◆ **Exercise**: Across the whole listing, copy out every line that includes the string "icon".

______

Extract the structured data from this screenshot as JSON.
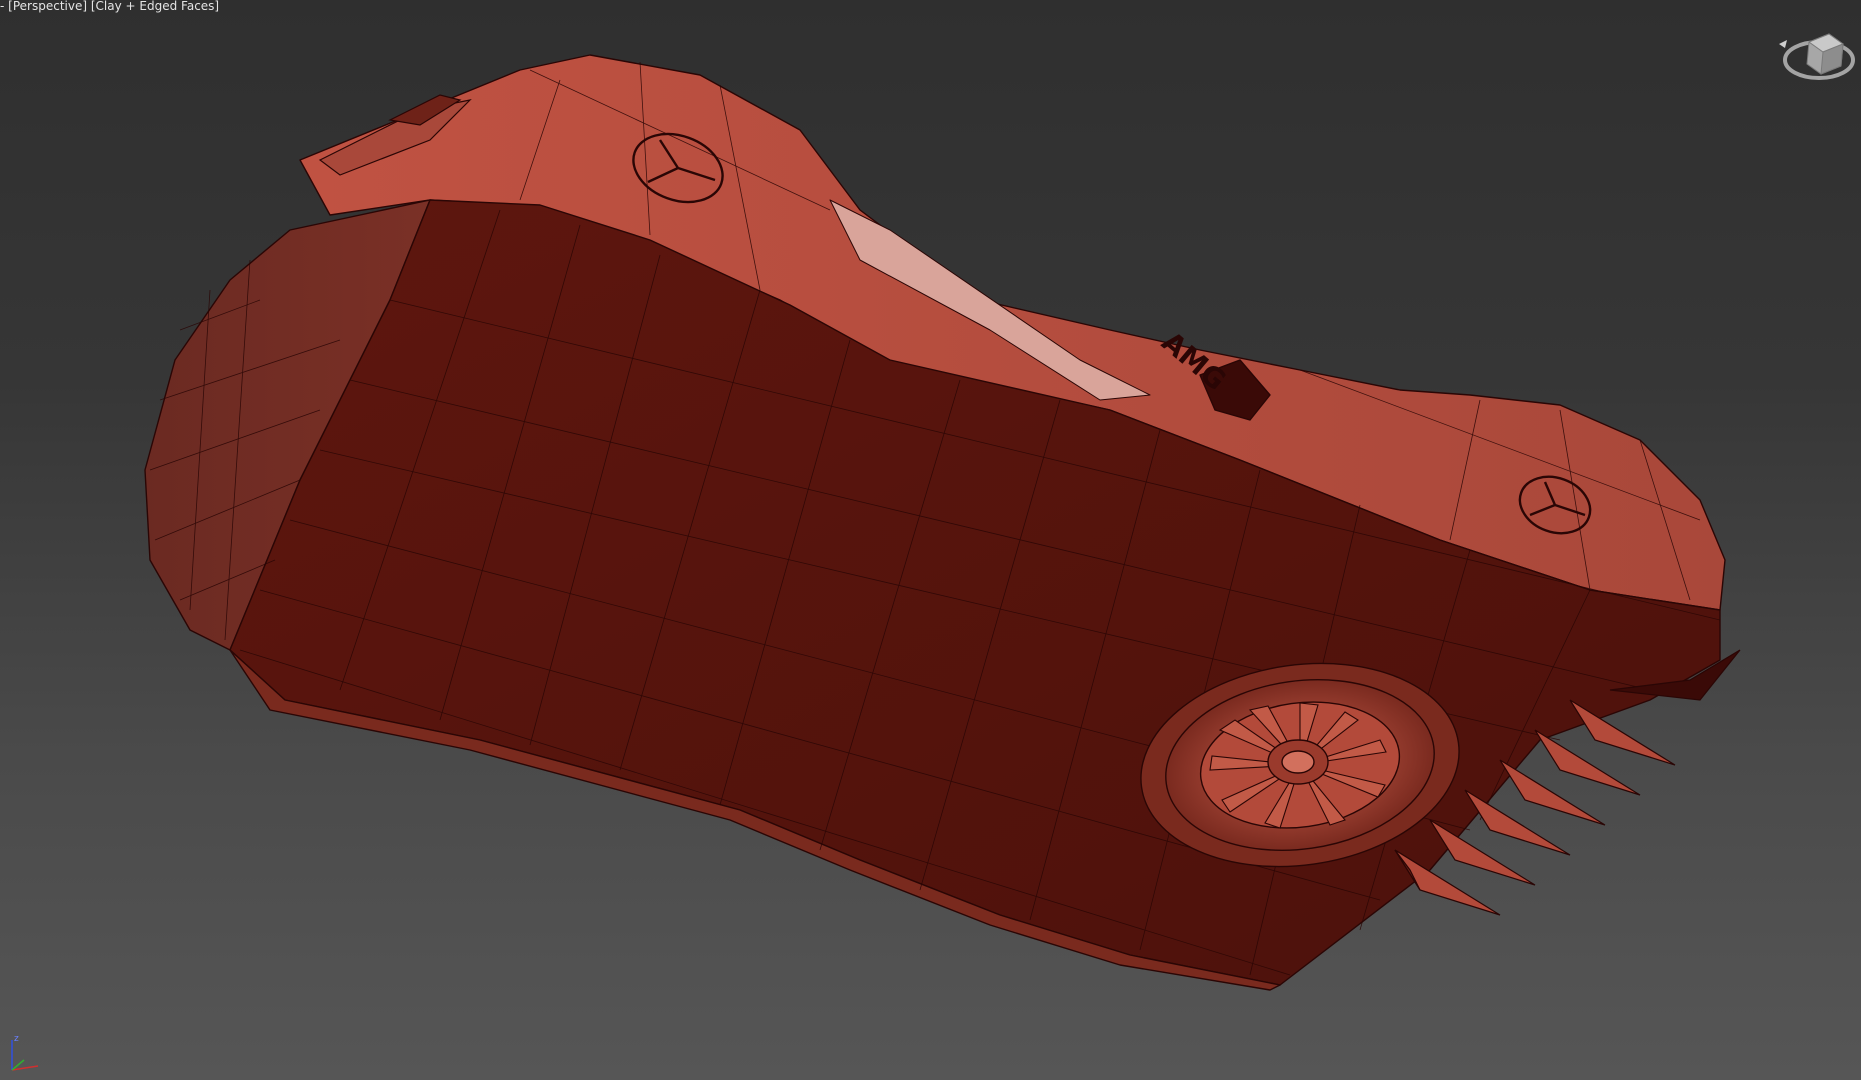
{
  "viewport": {
    "menu_label": "-",
    "view_label": "[Perspective]",
    "shading_label": "[Clay + Edged Faces]"
  },
  "model": {
    "badge_text": "AMG",
    "logo_icon": "mercedes-star-icon"
  },
  "colors": {
    "background_top": "#2f2f2f",
    "background_bottom": "#565656",
    "clay_side": "#5a150e",
    "clay_top": "#b34a3a",
    "wire_edge": "#2a0605",
    "axis_x": "#d03030",
    "axis_y": "#30b030",
    "axis_z": "#3050e0"
  },
  "navigation": {
    "viewcube_icon": "viewcube-icon",
    "axis_icon": "axis-tripod-icon"
  }
}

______

◆ **Result for this exercise**:
    "logo_icon": "mercedes-star-icon"
    "viewcube_icon": "viewcube-icon",
    "axis_icon": "axis-tripod-icon"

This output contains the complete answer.